▶ [Task instructions]
Each record that follows should be repeated exactly, minus any images.

▶ [Records to use]
####################

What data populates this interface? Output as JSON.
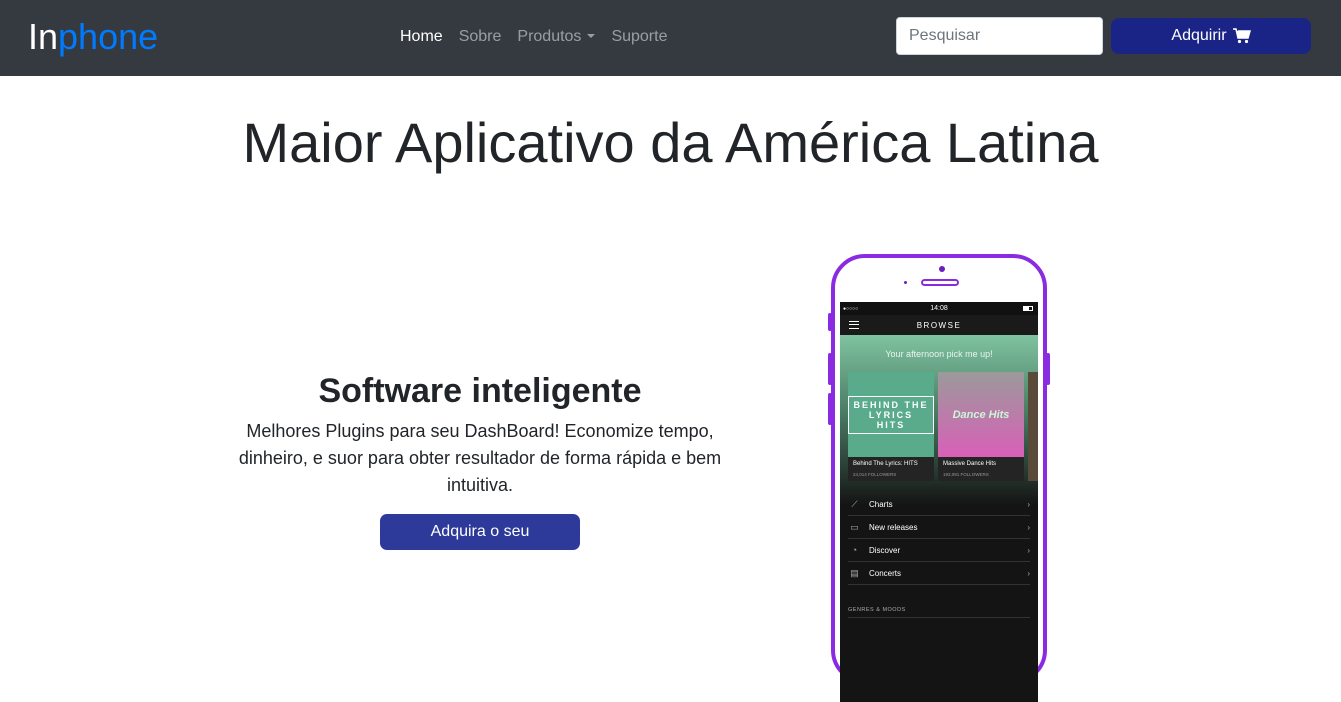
{
  "nav": {
    "brand_part1": "In",
    "brand_part2": "phone",
    "links": [
      "Home",
      "Sobre",
      "Produtos",
      "Suporte"
    ],
    "search_placeholder": "Pesquisar",
    "buy_label": "Adquirir"
  },
  "hero": {
    "title": "Maior Aplicativo da América Latina",
    "subtitle": "Software inteligente",
    "description": "Melhores Plugins para seu DashBoard! Economize tempo, dinheiro, e suor para obter resultador de forma rápida e bem intuitiva.",
    "cta": "Adquira o seu"
  },
  "phone": {
    "time": "14:08",
    "header": "BROWSE",
    "pick": "Your afternoon pick me up!",
    "cards": [
      {
        "art": "BEHIND THE LYRICS HITS",
        "title": "Behind The Lyrics: HITS",
        "followers": "24,014 FOLLOWERS"
      },
      {
        "art": "Dance Hits",
        "title": "Massive Dance Hits",
        "followers": "193,091 FOLLOWERS"
      }
    ],
    "list": [
      "Charts",
      "New releases",
      "Discover",
      "Concerts"
    ],
    "genres": "GENRES & MOODS"
  },
  "colors": {
    "navbar": "#343a40",
    "brand_blue": "#007bff",
    "buy": "#1a2487",
    "phone_frame": "#8a2be2"
  }
}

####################

▶ [Output of the task]
What data populates this interface? Output as JSON.
{
  "nav": {
    "brand_part1": "In",
    "brand_part2": "phone",
    "links": [
      "Home",
      "Sobre",
      "Produtos",
      "Suporte"
    ],
    "search_placeholder": "Pesquisar",
    "buy_label": "Adquirir"
  },
  "hero": {
    "title": "Maior Aplicativo da América Latina",
    "subtitle": "Software inteligente",
    "description": "Melhores Plugins para seu DashBoard! Economize tempo, dinheiro, e suor para obter resultador de forma rápida e bem intuitiva.",
    "cta": "Adquira o seu"
  },
  "phone": {
    "time": "14:08",
    "header": "BROWSE",
    "pick": "Your afternoon pick me up!",
    "cards": [
      {
        "art": "BEHIND THE LYRICS HITS",
        "title": "Behind The Lyrics: HITS",
        "followers": "24,014 FOLLOWERS"
      },
      {
        "art": "Dance Hits",
        "title": "Massive Dance Hits",
        "followers": "193,091 FOLLOWERS"
      }
    ],
    "list": [
      "Charts",
      "New releases",
      "Discover",
      "Concerts"
    ],
    "genres": "GENRES & MOODS"
  },
  "colors": {
    "navbar": "#343a40",
    "brand_blue": "#007bff",
    "buy": "#1a2487",
    "phone_frame": "#8a2be2"
  }
}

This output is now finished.